- _Exercise directions_
From the listing that follows, count the lines including "image" and give the number alone.

|---|

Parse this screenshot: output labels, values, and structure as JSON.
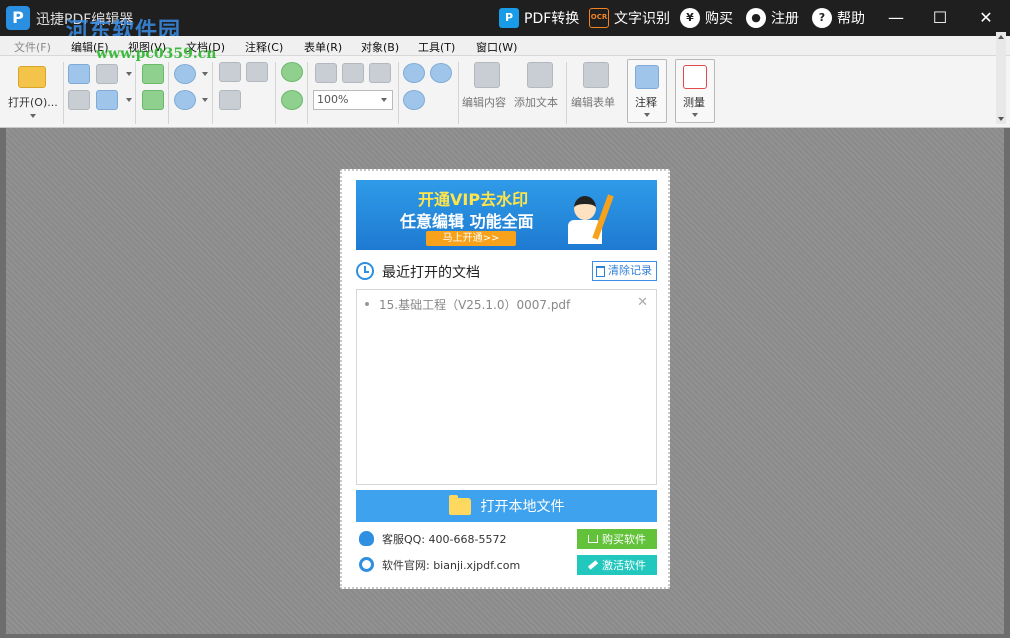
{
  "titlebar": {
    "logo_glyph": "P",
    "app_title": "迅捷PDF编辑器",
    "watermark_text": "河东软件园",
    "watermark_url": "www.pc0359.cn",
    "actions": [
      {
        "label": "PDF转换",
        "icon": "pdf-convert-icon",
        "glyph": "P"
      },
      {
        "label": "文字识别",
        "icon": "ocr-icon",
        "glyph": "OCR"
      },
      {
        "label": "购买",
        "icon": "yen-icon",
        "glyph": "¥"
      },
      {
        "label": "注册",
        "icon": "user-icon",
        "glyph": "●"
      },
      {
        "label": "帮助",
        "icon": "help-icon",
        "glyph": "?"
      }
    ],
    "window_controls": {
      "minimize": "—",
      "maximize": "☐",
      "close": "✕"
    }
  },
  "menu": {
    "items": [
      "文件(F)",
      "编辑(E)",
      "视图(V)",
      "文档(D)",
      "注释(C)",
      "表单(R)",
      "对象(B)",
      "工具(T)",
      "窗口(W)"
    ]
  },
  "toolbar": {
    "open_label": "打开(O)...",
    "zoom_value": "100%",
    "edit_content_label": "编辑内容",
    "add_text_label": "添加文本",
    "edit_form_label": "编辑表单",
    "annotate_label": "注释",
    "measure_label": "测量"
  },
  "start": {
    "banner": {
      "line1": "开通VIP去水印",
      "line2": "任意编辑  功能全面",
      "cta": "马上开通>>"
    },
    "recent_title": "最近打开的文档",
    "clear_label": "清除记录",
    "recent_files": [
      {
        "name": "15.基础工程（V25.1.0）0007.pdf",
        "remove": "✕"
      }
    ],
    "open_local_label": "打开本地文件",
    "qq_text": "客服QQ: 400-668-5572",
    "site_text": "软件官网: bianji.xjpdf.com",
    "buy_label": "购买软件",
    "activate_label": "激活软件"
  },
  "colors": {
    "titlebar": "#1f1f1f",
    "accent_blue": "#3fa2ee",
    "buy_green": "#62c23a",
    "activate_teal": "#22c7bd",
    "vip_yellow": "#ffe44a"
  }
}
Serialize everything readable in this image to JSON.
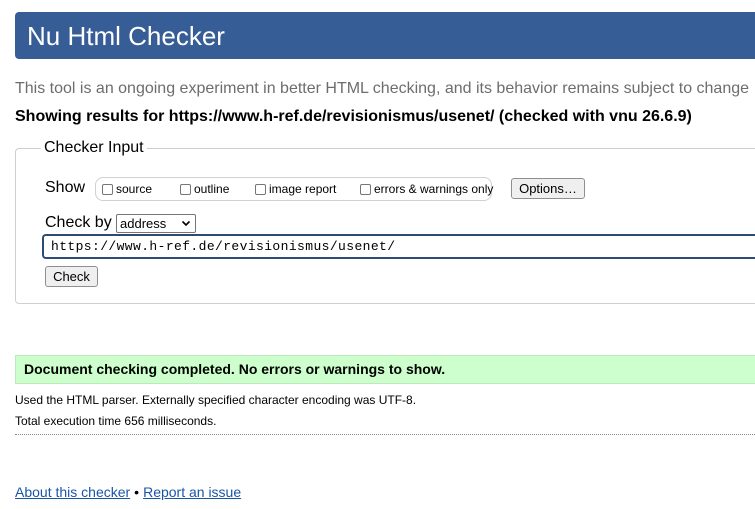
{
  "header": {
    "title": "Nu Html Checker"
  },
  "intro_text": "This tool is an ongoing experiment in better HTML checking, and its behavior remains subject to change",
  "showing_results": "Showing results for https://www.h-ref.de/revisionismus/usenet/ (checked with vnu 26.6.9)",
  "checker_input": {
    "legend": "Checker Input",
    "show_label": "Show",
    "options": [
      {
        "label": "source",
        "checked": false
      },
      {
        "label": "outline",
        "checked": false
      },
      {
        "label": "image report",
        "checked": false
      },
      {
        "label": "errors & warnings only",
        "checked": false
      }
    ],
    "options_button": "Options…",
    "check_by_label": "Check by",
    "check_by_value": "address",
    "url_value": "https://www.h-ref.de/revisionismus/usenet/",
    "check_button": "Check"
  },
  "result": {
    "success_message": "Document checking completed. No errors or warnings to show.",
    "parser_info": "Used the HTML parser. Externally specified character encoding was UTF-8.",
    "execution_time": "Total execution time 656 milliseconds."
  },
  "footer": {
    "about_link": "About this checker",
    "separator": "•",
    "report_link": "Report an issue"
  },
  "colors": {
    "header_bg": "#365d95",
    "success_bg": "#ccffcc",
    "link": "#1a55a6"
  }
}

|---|

- _Result_
2